Monday, May 27th (748 photos taken)
We got a late start but made our way to Red Square by 11:30. there we saw the GUM, Lennin's tomb, the Kremlin, and of course, the church of St. Basil. We took lots and lots of pictures. It was deeply moving to be in the center of the Soviet Power and realize that it has at each end of the square a church. The cross of Christ never ceased to fly above the communist empire. Back at Max' apartment we were treated to a gourmet dinner of duck and Russian salad. We got to the train station at 10:00 p.m. and left at 11:00 p.m. on the dot. We thought we had a cabin to ourselves but a late comer was thrust upon us. Bob shouted "NYET" when this straggler tried to enter. Sullenly he went away only to return with the conductor. Our privacy and security at been penetrated. Our very subdued companion went to sleep right away. At 6:30 a.m. we were back in St. Petersburg.

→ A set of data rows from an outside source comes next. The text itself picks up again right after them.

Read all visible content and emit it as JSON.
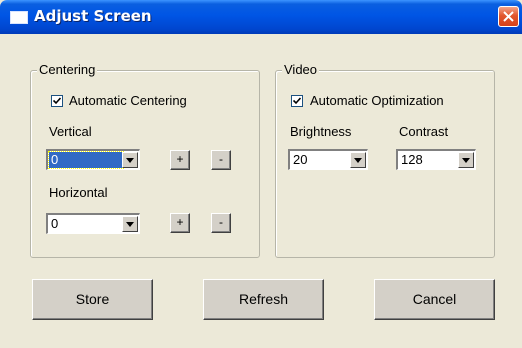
{
  "window": {
    "title": "Adjust Screen"
  },
  "centering": {
    "legend": "Centering",
    "auto_label": "Automatic Centering",
    "auto_checked": true,
    "vertical_label": "Vertical",
    "vertical_value": "0",
    "horizontal_label": "Horizontal",
    "horizontal_value": "0",
    "plus_label": "+",
    "minus_label": "-"
  },
  "video": {
    "legend": "Video",
    "auto_label": "Automatic Optimization",
    "auto_checked": true,
    "brightness_label": "Brightness",
    "brightness_value": "20",
    "contrast_label": "Contrast",
    "contrast_value": "128"
  },
  "buttons": {
    "store": "Store",
    "refresh": "Refresh",
    "cancel": "Cancel"
  },
  "icons": [
    "window-icon",
    "close-icon",
    "checkmark-icon",
    "dropdown-arrow-icon"
  ],
  "colors": {
    "titlebar": "#0055e5",
    "dialog_bg": "#ece9d8",
    "close_button": "#e2572e",
    "selection": "#316ac5"
  }
}
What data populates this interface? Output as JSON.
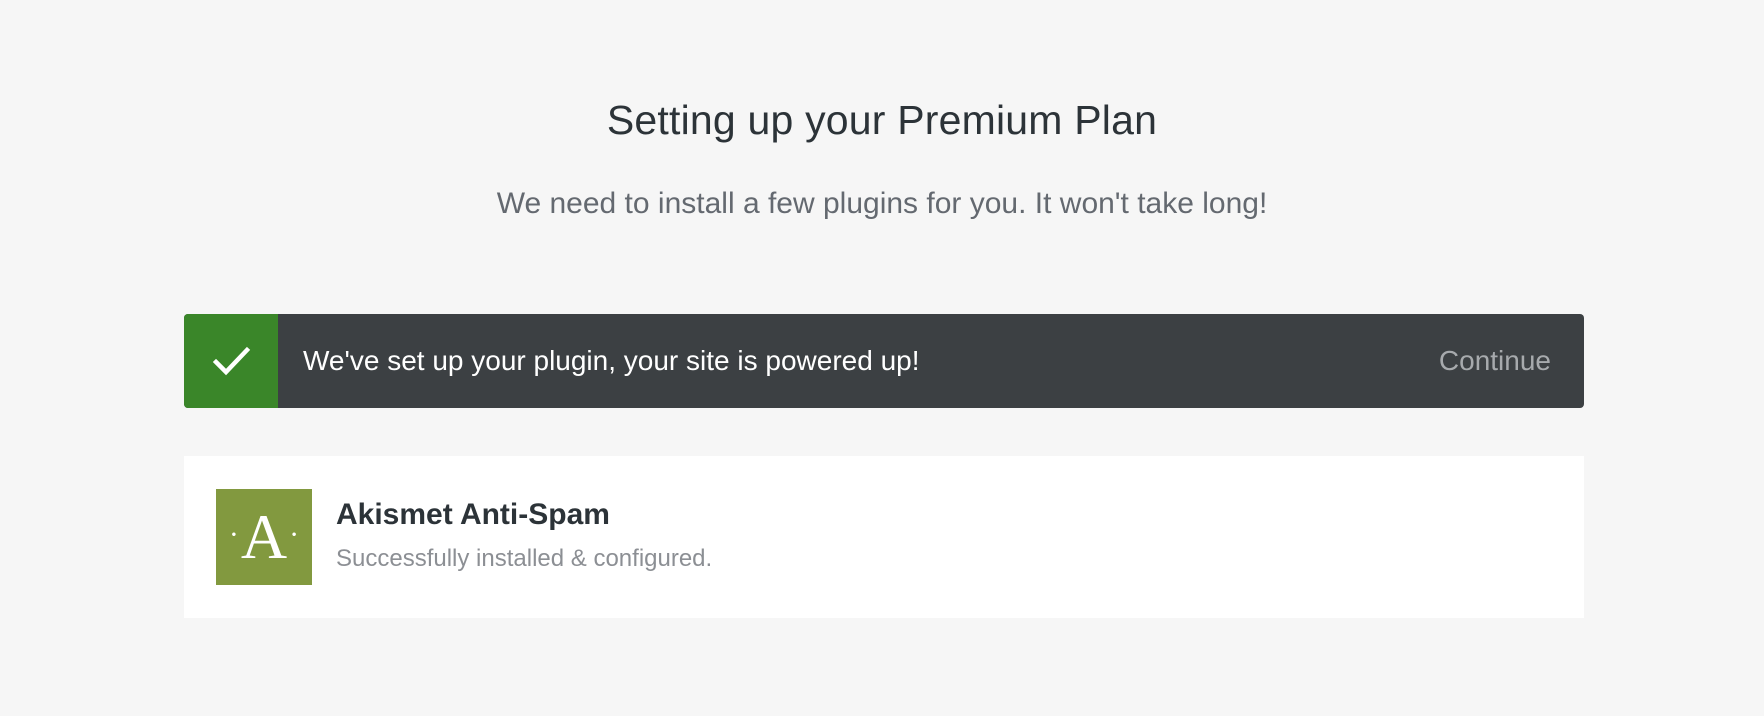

Tuesday, May 28th (805 photos taken)
Our day started early at the train station and never slowed down. We packed at the apartment and then Steve and I took an hour walk by the Neva rather than sleep. At 11:00 we met at Mark's apartment and went to lunch with Paul so he and I could talk theology. We spent the whole day together and I found it fascinating. We talked a great deal abut the gospel of John, about East/West thinking and about the future of the protestant church in Russia. It is guys like him that will be the future of Russia spirituality. How this country needs the true gospel of Jesus Christ. How I want to participate but for now I must be resigned to send, not go. It was good for us to visit. I'm not sure which of us carried away more from our consultation. After lunch we took Bob to buy some art, Steve and Pavel and I went to the flee market by the church of spilt blood. Then Pavel and I went on alone to St Isaacs, the Sphinx and to dinner at a Chinese Restaurant to continue our conversation. After dinner we met up with the group again at the Russian fold dance. We sat on the very front row which afforded me the opportunity to be pulled on stage and dance with the Russian ladies -- man was I good! It was such a fun show and a perfect way to end our adventure. It is now less than 36 hours before I see my wife and kids and my heart is ready to explode with longing. Phone lines out of the country have been out so I keep playing her voice in my head. I hear laughter and I long for embrace.